Wednesday 25th November
The Excavation of the Mary Rose
The Mary Rose was the flagship of Henry VIII’s naval fleet; on the 19th July 1545 in a battle with the French Armada just outside Portsmouth Harbour, the Mary Rose sank suddenly with 700 men on board. Apart from a few attempts to explore the wreck in 1800s, it remained untouched for 500 years when in 1979 - 1982 when a team of divers and marine archaeologists from the newly formed Mary Rose Trust embarked on a project to excavate the contents of the ship and bring to the surface the remains of hull of the Mary Rose.
This was successfully achieved in 1982 and the remains of the ship and all its contents are now housed in the Mary Rose Museum in Portsmouth Dockyard. The Mary Rose Project is significant because of its contents; the personal possessions and even the men on board remained intact, preserved in the soft mud of the Solent for 437 years, providing a ‘time capsule’ of life on board a Tudor warship.
Dawn Perrier Baker was a young diver and part of the team involved in this fascinating excavation and is now active in promoting the work of the Mary Rose Trust.

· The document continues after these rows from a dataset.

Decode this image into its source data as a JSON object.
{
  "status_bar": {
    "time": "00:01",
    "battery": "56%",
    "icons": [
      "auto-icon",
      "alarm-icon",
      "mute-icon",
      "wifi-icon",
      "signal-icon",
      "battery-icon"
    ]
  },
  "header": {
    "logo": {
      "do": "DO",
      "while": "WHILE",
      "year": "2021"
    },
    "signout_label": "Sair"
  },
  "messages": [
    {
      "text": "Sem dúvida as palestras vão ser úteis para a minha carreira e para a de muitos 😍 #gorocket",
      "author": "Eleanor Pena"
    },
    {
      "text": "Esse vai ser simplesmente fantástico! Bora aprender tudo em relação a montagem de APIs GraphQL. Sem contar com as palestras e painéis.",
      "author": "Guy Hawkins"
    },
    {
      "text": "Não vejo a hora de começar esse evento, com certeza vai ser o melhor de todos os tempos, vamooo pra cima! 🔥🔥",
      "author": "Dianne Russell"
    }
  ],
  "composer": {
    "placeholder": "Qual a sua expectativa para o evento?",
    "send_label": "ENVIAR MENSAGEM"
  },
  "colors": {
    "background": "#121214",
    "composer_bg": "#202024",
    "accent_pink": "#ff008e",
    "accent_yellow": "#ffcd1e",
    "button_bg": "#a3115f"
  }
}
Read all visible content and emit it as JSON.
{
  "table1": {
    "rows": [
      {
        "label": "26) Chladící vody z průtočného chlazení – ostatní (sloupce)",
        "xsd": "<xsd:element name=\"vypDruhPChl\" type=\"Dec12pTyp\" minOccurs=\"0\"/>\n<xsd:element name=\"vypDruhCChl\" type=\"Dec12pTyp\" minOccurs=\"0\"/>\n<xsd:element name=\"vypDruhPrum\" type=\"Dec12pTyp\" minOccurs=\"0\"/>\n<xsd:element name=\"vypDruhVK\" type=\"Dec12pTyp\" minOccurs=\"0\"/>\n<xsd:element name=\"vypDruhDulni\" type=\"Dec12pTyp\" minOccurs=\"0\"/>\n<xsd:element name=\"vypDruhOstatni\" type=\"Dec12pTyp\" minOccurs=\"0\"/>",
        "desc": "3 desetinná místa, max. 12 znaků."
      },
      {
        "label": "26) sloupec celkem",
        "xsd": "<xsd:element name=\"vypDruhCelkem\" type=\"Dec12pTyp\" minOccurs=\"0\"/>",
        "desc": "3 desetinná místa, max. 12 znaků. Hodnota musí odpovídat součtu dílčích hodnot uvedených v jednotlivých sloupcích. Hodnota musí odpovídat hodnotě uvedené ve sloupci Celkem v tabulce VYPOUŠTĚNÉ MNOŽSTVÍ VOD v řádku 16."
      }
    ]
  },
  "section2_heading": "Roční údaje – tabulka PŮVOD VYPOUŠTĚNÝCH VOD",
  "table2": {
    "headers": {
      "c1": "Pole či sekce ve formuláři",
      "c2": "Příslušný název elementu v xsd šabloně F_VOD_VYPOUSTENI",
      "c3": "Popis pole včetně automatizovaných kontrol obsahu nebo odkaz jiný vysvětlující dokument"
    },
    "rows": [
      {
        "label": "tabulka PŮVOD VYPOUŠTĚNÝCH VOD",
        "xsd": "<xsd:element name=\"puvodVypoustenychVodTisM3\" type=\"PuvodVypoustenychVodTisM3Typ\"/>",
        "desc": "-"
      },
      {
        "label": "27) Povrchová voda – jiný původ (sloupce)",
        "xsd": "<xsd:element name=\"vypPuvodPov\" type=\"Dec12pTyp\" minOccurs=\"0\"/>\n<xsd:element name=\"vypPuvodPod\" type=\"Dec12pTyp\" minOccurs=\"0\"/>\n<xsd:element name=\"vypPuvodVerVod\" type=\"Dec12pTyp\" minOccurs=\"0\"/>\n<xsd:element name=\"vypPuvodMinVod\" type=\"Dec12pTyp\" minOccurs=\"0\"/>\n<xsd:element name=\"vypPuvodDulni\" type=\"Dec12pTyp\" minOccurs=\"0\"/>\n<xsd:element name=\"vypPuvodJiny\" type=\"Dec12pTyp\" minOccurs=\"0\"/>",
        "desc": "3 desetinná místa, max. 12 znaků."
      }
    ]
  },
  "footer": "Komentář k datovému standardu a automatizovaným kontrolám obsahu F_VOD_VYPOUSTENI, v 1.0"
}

Dawn will give her personal experiences of the original dives and excavation work and show some of the artefacts raised and talk about what the Mary Rose Project has taught us about Tudor life.